▶ **Requirement**:
In the data that follows, count every line holding the string "Roadhouse" and give the count alone.

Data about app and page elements
##############################
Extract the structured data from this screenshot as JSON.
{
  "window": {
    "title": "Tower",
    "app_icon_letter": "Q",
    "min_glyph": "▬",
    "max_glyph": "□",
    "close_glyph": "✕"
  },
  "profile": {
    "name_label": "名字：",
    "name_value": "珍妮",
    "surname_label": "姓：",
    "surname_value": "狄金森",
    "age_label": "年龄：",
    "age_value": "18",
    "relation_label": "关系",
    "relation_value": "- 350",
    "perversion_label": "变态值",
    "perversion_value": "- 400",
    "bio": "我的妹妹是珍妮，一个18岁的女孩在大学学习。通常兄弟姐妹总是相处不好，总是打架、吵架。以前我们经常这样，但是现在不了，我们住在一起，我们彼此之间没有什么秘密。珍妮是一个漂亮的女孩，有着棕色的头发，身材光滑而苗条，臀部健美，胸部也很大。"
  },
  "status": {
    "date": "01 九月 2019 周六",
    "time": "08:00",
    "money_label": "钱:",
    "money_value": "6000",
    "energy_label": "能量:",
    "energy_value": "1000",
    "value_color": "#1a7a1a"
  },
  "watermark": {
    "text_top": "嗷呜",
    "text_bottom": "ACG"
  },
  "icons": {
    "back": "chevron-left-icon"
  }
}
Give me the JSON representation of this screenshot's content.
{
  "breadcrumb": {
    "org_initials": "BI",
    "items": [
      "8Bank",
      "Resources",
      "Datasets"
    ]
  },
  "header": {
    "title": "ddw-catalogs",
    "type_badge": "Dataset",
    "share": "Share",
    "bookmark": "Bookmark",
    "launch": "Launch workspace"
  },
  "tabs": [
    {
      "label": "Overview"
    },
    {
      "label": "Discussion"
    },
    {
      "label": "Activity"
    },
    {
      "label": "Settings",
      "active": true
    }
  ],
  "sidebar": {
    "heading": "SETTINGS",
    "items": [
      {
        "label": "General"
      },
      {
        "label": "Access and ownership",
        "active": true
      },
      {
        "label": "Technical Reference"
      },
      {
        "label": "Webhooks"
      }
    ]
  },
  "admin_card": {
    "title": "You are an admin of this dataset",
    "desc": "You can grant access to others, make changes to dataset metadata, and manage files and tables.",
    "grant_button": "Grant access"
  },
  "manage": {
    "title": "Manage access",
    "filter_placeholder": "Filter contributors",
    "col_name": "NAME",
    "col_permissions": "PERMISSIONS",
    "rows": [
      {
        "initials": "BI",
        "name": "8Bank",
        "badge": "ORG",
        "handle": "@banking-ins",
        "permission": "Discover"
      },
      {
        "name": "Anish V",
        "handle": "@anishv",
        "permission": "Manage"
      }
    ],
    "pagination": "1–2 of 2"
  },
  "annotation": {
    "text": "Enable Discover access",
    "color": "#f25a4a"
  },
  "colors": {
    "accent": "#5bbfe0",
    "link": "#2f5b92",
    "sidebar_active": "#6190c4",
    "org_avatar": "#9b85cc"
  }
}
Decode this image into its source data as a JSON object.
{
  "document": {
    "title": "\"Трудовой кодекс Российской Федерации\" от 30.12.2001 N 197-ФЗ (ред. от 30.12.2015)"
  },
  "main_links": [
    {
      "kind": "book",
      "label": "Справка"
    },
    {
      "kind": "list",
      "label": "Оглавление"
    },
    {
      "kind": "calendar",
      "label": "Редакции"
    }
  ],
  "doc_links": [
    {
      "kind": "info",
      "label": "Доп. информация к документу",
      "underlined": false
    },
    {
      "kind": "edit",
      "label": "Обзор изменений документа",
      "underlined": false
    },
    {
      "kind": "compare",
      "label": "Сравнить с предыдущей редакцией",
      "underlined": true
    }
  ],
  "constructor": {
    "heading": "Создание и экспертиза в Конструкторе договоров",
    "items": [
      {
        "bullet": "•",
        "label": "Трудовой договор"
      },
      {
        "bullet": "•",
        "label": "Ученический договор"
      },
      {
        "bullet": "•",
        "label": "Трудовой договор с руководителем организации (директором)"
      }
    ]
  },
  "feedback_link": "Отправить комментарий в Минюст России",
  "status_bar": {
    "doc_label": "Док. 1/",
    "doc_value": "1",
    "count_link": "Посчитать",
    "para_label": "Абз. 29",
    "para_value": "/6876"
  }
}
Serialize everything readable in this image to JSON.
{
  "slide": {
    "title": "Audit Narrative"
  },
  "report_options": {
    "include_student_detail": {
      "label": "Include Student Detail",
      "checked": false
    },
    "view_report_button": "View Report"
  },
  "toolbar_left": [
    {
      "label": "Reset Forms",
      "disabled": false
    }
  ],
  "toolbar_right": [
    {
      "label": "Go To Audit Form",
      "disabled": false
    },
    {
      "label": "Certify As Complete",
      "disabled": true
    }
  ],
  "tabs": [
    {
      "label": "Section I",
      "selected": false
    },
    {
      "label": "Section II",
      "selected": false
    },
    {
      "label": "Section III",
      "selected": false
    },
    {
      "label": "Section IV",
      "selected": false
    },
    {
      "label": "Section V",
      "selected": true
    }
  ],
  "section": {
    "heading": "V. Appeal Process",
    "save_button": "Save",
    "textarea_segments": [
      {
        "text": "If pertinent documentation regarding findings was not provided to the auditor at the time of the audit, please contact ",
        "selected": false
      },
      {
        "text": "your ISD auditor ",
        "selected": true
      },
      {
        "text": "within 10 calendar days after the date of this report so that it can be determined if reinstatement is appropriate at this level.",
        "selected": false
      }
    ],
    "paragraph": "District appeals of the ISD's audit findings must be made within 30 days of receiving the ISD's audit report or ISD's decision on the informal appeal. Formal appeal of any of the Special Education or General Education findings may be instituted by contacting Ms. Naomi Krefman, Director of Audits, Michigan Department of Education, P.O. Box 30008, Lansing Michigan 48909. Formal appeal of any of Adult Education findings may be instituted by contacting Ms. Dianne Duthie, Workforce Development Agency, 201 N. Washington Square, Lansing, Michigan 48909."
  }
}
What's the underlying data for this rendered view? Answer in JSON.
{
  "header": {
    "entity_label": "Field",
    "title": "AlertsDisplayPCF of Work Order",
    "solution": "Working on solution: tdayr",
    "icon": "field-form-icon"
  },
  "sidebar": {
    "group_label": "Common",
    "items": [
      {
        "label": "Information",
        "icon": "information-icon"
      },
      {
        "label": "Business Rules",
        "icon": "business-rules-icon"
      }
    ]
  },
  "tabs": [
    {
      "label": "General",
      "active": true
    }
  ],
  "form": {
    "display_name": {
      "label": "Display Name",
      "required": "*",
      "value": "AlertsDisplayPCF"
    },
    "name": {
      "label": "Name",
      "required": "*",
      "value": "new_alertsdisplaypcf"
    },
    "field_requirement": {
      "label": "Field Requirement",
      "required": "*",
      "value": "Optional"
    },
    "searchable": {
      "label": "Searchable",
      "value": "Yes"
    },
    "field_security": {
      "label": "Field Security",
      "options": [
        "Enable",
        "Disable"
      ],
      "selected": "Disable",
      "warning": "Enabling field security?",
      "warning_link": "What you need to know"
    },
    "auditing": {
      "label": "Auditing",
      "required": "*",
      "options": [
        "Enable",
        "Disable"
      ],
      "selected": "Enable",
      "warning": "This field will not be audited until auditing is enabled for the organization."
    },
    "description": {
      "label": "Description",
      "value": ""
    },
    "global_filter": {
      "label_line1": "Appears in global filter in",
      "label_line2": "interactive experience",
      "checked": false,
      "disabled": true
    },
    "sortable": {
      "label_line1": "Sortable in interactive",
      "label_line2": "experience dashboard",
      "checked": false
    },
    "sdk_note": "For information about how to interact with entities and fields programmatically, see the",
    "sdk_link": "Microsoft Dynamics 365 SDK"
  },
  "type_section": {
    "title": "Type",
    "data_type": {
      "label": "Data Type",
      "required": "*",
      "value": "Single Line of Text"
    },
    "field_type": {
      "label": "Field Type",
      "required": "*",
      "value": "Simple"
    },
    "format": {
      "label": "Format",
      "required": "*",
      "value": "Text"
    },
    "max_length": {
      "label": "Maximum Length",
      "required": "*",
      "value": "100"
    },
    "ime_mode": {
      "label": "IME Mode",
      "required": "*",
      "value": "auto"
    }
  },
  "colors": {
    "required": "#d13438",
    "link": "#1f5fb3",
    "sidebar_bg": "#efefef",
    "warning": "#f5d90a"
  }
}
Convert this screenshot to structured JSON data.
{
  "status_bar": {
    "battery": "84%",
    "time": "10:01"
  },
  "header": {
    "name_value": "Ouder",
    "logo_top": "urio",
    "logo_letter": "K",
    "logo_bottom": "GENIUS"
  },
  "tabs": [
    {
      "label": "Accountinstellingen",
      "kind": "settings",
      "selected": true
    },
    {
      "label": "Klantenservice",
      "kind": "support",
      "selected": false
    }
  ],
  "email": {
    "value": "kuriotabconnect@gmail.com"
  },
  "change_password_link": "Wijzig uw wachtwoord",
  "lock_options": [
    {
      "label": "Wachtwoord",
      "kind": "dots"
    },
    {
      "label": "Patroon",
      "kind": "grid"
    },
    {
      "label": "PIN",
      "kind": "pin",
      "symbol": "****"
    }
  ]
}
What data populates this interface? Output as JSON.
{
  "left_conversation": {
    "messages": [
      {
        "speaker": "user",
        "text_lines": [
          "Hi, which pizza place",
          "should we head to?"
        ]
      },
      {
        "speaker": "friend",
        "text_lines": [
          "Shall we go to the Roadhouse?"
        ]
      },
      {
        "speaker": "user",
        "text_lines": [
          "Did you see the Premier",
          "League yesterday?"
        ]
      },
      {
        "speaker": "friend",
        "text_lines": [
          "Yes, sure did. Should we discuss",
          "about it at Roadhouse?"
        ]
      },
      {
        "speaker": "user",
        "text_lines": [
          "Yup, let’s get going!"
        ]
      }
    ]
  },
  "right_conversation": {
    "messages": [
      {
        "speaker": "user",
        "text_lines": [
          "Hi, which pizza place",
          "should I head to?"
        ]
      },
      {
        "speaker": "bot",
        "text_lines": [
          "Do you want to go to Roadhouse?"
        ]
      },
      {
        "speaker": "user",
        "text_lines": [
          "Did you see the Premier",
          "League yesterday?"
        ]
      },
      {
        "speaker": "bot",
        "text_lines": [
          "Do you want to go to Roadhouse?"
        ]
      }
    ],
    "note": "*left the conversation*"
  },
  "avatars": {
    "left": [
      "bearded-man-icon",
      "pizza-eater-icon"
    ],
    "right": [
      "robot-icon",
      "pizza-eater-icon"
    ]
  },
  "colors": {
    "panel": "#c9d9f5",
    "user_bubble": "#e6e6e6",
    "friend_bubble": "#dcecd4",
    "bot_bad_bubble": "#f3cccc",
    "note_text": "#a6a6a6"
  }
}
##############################
▶ **Output for this exercise**:
4